Judge Finds Injury Occurs as Soon as Asbestos Is Inhaled
An Allegheny County trial judge has ruled in a case of first impression that, for insurance coverage purposes, an injury occurs on the date of a plaintiff's first exposure to asbestos, despite recent scientific evidence suggesting diseases almost never commence upon the initial inhalation of asbestos fibers.
In North River Insurance v. Mine Safety Appliances, Allegheny County Court of Common Pleas Judge R. Stanton Wettick Jr. granted defendant Mine Safety Appliances' motion for summary judgment, finding that plaintiff North River Insurance is obligated to cover MSA under any policies in effect during the period extending from the date of a claimant's first contact with asbestos to the date a claimant's mesothelioma or asbestos-related cancer first manifested.
Wettick sided with the Pennsylvania Supreme Court's 1993 decision in J.H. France Refractories v. Allstate Insurance, which instituted a "multitrigger approach" in which insurance coverage begins on the date of exposure and ends on the date of manifestation, despite North River's contention that science no longer supports the theory that the progression of cancer begins with the initial exposure.
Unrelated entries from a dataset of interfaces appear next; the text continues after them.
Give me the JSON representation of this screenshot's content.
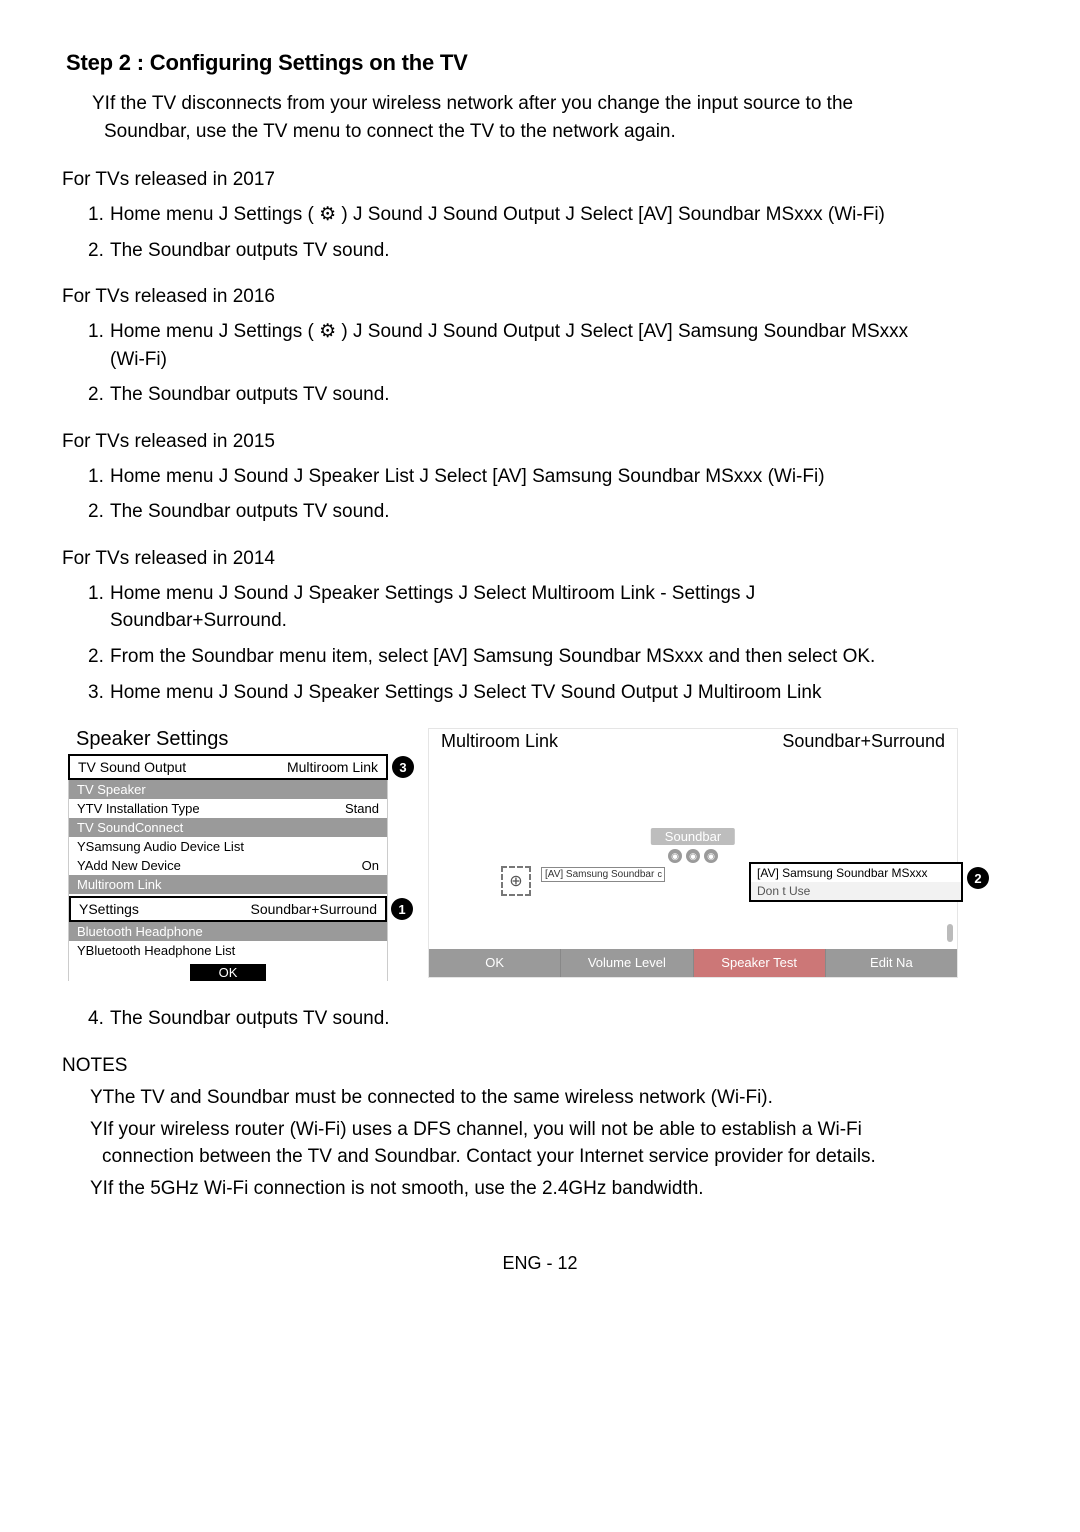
{
  "step_title": "Step 2 : Configuring Settings on the TV",
  "intro_note_line1": "YIf the TV disconnects from your wireless network after you change the input source to the",
  "intro_note_line2": "Soundbar, use the TV menu to connect the TV to the network again.",
  "gear_glyph": "⚙",
  "arrow": " J ",
  "sections": {
    "y2017": {
      "title": "For TVs released in 2017",
      "items": [
        "Home menu J Settings ( ⚙ ) J Sound J Sound Output J Select [AV] Soundbar MSxxx (Wi-Fi)",
        "The Soundbar outputs TV sound."
      ]
    },
    "y2016": {
      "title": "For TVs released in 2016",
      "items_line1": "Home menu J Settings ( ⚙ ) J Sound J Sound Output J Select [AV] Samsung Soundbar MSxxx",
      "items_line2": "(Wi-Fi)",
      "item2": "The Soundbar outputs TV sound."
    },
    "y2015": {
      "title": "For TVs released in 2015",
      "items": [
        "Home menu J Sound J Speaker List J Select [AV] Samsung Soundbar MSxxx (Wi-Fi)",
        "The Soundbar outputs TV sound."
      ]
    },
    "y2014": {
      "title": "For TVs released in 2014",
      "i1_l1": "Home menu J Sound J Speaker Settings J Select Multiroom Link - Settings  J",
      "i1_l2": "Soundbar+Surround.",
      "i2": "From the Soundbar menu item, select [AV] Samsung Soundbar MSxxx and then select  OK.",
      "i3": "Home menu J Sound J Speaker Settings J Select TV Sound Output J Multiroom Link",
      "i4": "The Soundbar outputs TV sound."
    }
  },
  "panel_left": {
    "title": "Speaker Settings",
    "top_left": "TV Sound Output",
    "top_right": "Multiroom Link",
    "callout_top": "3",
    "cat1": "TV Speaker",
    "row1_l": "YTV Installation Type",
    "row1_r": "Stand",
    "cat2": "TV SoundConnect",
    "row2": "YSamsung Audio Device List",
    "row3_l": "YAdd New Device",
    "row3_r": "On",
    "cat3": "Multiroom Link",
    "row4_l": "YSettings",
    "row4_r": "Soundbar+Surround",
    "callout_mid": "1",
    "cat4": "Bluetooth Headphone",
    "row5": "YBluetooth Headphone List",
    "ok": "OK"
  },
  "panel_right": {
    "hl": "Multiroom Link",
    "hr": "Soundbar+Surround",
    "soundbar": "Soundbar",
    "plus": "⊕",
    "small_label": "[AV] Samsung Soundbar",
    "small_c": "c",
    "dd1": "[AV] Samsung Soundbar MSxxx",
    "dd2": "Don t Use",
    "callout": "2",
    "f_ok": "OK",
    "f_vol": "Volume Level",
    "f_st": "Speaker Test",
    "f_edit": "Edit Na"
  },
  "notes_title": "NOTES",
  "notes": {
    "n1": "YThe TV and Soundbar must be connected to the same wireless network (Wi-Fi).",
    "n2_l1": "YIf your wireless router (Wi-Fi) uses a DFS channel, you will not be able to establish a Wi-Fi",
    "n2_l2": "connection between the TV and Soundbar. Contact your Internet service provider for details.",
    "n3": "YIf the 5GHz Wi-Fi connection is not smooth, use the 2.4GHz bandwidth."
  },
  "footer": "ENG - 12"
}
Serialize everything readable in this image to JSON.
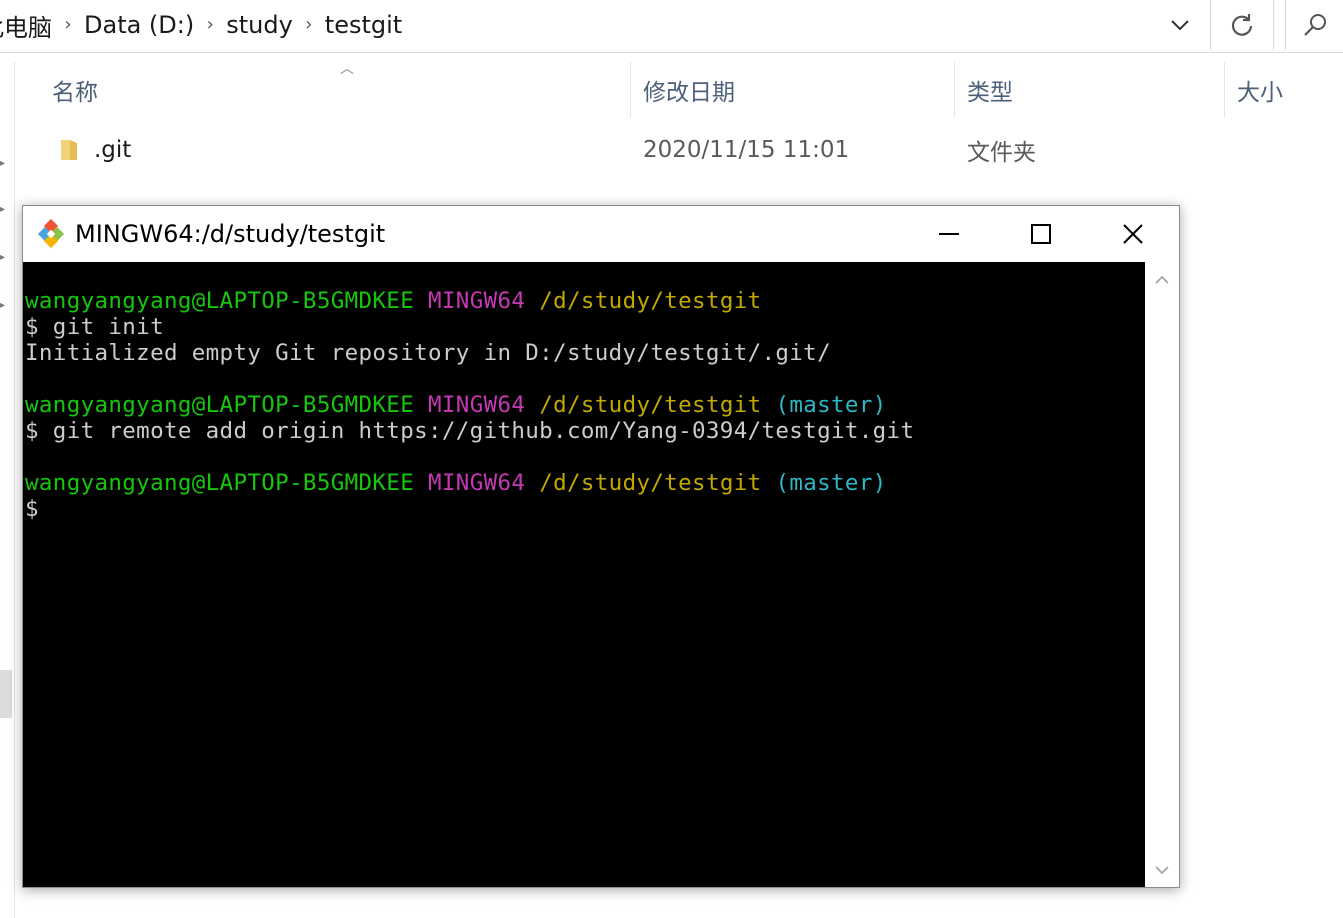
{
  "explorer": {
    "breadcrumb": [
      "此电脑",
      "Data (D:)",
      "study",
      "testgit"
    ],
    "breadcrumb_separator": "›",
    "icons": {
      "history_dropdown": "chevron-down-icon",
      "refresh": "refresh-icon",
      "search": "search-icon"
    },
    "columns": {
      "name": "名称",
      "modified": "修改日期",
      "type": "类型",
      "size": "大小"
    },
    "files": [
      {
        "name": ".git",
        "modified": "2020/11/15 11:01",
        "type": "文件夹",
        "size": "",
        "icon": "folder-icon"
      }
    ],
    "folder_color": "#e8c16b"
  },
  "terminal": {
    "title": "MINGW64:/d/study/testgit",
    "app_icon": "git-bash-icon",
    "lines": [
      {
        "user": "wangyangyang@LAPTOP-B5GMDKEE",
        "system": "MINGW64",
        "path": "/d/study/testgit",
        "branch": ""
      },
      {
        "text": "$ git init"
      },
      {
        "text": "Initialized empty Git repository in D:/study/testgit/.git/"
      },
      {
        "text": ""
      },
      {
        "user": "wangyangyang@LAPTOP-B5GMDKEE",
        "system": "MINGW64",
        "path": "/d/study/testgit",
        "branch": "(master)"
      },
      {
        "text": "$ git remote add origin https://github.com/Yang-0394/testgit.git"
      },
      {
        "text": ""
      },
      {
        "user": "wangyangyang@LAPTOP-B5GMDKEE",
        "system": "MINGW64",
        "path": "/d/study/testgit",
        "branch": "(master)"
      },
      {
        "text": "$"
      }
    ],
    "colors": {
      "background": "#000000",
      "user": "#16c60c",
      "system": "#c239b3",
      "path": "#c1a800",
      "branch": "#2fb6c4",
      "text": "#cccccc"
    }
  }
}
The J.H. France decision relied on the scientific opinion that asbestos-related disease commences with the first inhalation of fibers.
Wettick said no Pennsylvania court has considered a challenge to the J.H. France ruling based on changing views in the scientific community.
In following J.H. France, Wettick said insurers owe a duty of coverage to insureds for their liability under tort law, even if a court's finding of liability conflicts with scientific opinion.
Wettick said J.H. France's finding that coverage begins with the initial exposure to asbestos, rather than with the exposure that actually began the progression of cancer at some later date, minimizes the risk that an insured will be liable for claims that don't fall within a coverage period.
"There may be other approaches that achieve the same result," Wettick said. "However, the bottom line is that the reasonable expectations of the insured should be protected through an interpretation of insurance coverage that parallels the insured's liability, and J.H. France provides such protection."
According to Wettick, MSA has been sued numerous times throughout the country since the 1980s by plaintiffs alleging they developed mesothelioma or asbestos-related lung cancer from exposure to MSA products.
At issue in North River are three policies covering the periods from April 1, 1980, to April 1, 1981; April 1, 1981, to April 1, 1982; and April 1, 1982, to April 1, 1983, according to Wettick.